Would you please return all of the entries below exactly as shown?

[Exercise materials — start]

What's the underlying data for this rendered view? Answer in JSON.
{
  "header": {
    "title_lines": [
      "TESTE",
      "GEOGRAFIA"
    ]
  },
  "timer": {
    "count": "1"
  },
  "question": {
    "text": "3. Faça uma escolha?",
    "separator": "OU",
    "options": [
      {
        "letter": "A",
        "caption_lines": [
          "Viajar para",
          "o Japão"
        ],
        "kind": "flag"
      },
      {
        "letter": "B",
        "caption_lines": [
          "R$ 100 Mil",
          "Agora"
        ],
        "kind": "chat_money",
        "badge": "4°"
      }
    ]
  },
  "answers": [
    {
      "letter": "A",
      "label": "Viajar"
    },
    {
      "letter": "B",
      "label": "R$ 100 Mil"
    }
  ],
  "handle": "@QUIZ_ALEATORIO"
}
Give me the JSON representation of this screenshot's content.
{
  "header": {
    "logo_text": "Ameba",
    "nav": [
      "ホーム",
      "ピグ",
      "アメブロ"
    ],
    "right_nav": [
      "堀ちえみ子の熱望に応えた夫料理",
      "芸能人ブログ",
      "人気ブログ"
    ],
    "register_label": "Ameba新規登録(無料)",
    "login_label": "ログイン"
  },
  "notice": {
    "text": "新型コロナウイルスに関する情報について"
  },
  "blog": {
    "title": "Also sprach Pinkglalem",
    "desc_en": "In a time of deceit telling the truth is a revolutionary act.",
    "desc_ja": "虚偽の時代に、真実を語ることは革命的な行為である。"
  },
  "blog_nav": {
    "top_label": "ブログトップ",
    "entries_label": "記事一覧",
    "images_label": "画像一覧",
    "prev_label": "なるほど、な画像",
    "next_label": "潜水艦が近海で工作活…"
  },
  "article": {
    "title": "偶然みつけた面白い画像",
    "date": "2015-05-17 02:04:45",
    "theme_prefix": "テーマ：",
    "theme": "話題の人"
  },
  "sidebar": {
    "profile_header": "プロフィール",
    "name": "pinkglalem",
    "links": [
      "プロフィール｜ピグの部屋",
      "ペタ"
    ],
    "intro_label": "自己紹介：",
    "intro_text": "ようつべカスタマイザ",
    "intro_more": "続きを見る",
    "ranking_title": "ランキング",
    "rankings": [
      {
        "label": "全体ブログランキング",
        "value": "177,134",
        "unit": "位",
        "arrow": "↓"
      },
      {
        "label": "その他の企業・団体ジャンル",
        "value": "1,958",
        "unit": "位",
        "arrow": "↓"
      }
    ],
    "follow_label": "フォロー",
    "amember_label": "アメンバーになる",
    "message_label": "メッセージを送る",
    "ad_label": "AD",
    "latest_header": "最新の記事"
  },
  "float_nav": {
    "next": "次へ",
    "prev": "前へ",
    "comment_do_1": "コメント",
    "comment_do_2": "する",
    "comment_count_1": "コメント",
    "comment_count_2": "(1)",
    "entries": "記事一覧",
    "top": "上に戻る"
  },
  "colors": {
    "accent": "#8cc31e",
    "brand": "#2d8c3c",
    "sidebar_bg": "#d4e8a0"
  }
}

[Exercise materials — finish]

◆ **Response to the exercise**
What's the underlying data for this rendered view? Answer in JSON.
{
  "header": {
    "title_lines": [
      "TESTE",
      "GEOGRAFIA"
    ]
  },
  "timer": {
    "count": "1"
  },
  "question": {
    "text": "3. Faça uma escolha?",
    "separator": "OU",
    "options": [
      {
        "letter": "A",
        "caption_lines": [
          "Viajar para",
          "o Japão"
        ],
        "kind": "flag"
      },
      {
        "letter": "B",
        "caption_lines": [
          "R$ 100 Mil",
          "Agora"
        ],
        "kind": "chat_money",
        "badge": "4°"
      }
    ]
  },
  "answers": [
    {
      "letter": "A",
      "label": "Viajar"
    },
    {
      "letter": "B",
      "label": "R$ 100 Mil"
    }
  ],
  "handle": "@QUIZ_ALEATORIO"
}
Give me the JSON representation of this screenshot's content.
{
  "header": {
    "logo_text": "Ameba",
    "nav": [
      "ホーム",
      "ピグ",
      "アメブロ"
    ],
    "right_nav": [
      "堀ちえみ子の熱望に応えた夫料理",
      "芸能人ブログ",
      "人気ブログ"
    ],
    "register_label": "Ameba新規登録(無料)",
    "login_label": "ログイン"
  },
  "notice": {
    "text": "新型コロナウイルスに関する情報について"
  },
  "blog": {
    "title": "Also sprach Pinkglalem",
    "desc_en": "In a time of deceit telling the truth is a revolutionary act.",
    "desc_ja": "虚偽の時代に、真実を語ることは革命的な行為である。"
  },
  "blog_nav": {
    "top_label": "ブログトップ",
    "entries_label": "記事一覧",
    "images_label": "画像一覧",
    "prev_label": "なるほど、な画像",
    "next_label": "潜水艦が近海で工作活…"
  },
  "article": {
    "title": "偶然みつけた面白い画像",
    "date": "2015-05-17 02:04:45",
    "theme_prefix": "テーマ：",
    "theme": "話題の人"
  },
  "sidebar": {
    "profile_header": "プロフィール",
    "name": "pinkglalem",
    "links": [
      "プロフィール｜ピグの部屋",
      "ペタ"
    ],
    "intro_label": "自己紹介：",
    "intro_text": "ようつべカスタマイザ",
    "intro_more": "続きを見る",
    "ranking_title": "ランキング",
    "rankings": [
      {
        "label": "全体ブログランキング",
        "value": "177,134",
        "unit": "位",
        "arrow": "↓"
      },
      {
        "label": "その他の企業・団体ジャンル",
        "value": "1,958",
        "unit": "位",
        "arrow": "↓"
      }
    ],
    "follow_label": "フォロー",
    "amember_label": "アメンバーになる",
    "message_label": "メッセージを送る",
    "ad_label": "AD",
    "latest_header": "最新の記事"
  },
  "float_nav": {
    "next": "次へ",
    "prev": "前へ",
    "comment_do_1": "コメント",
    "comment_do_2": "する",
    "comment_count_1": "コメント",
    "comment_count_2": "(1)",
    "entries": "記事一覧",
    "top": "上に戻る"
  },
  "colors": {
    "accent": "#8cc31e",
    "brand": "#2d8c3c",
    "sidebar_bg": "#d4e8a0"
  }
}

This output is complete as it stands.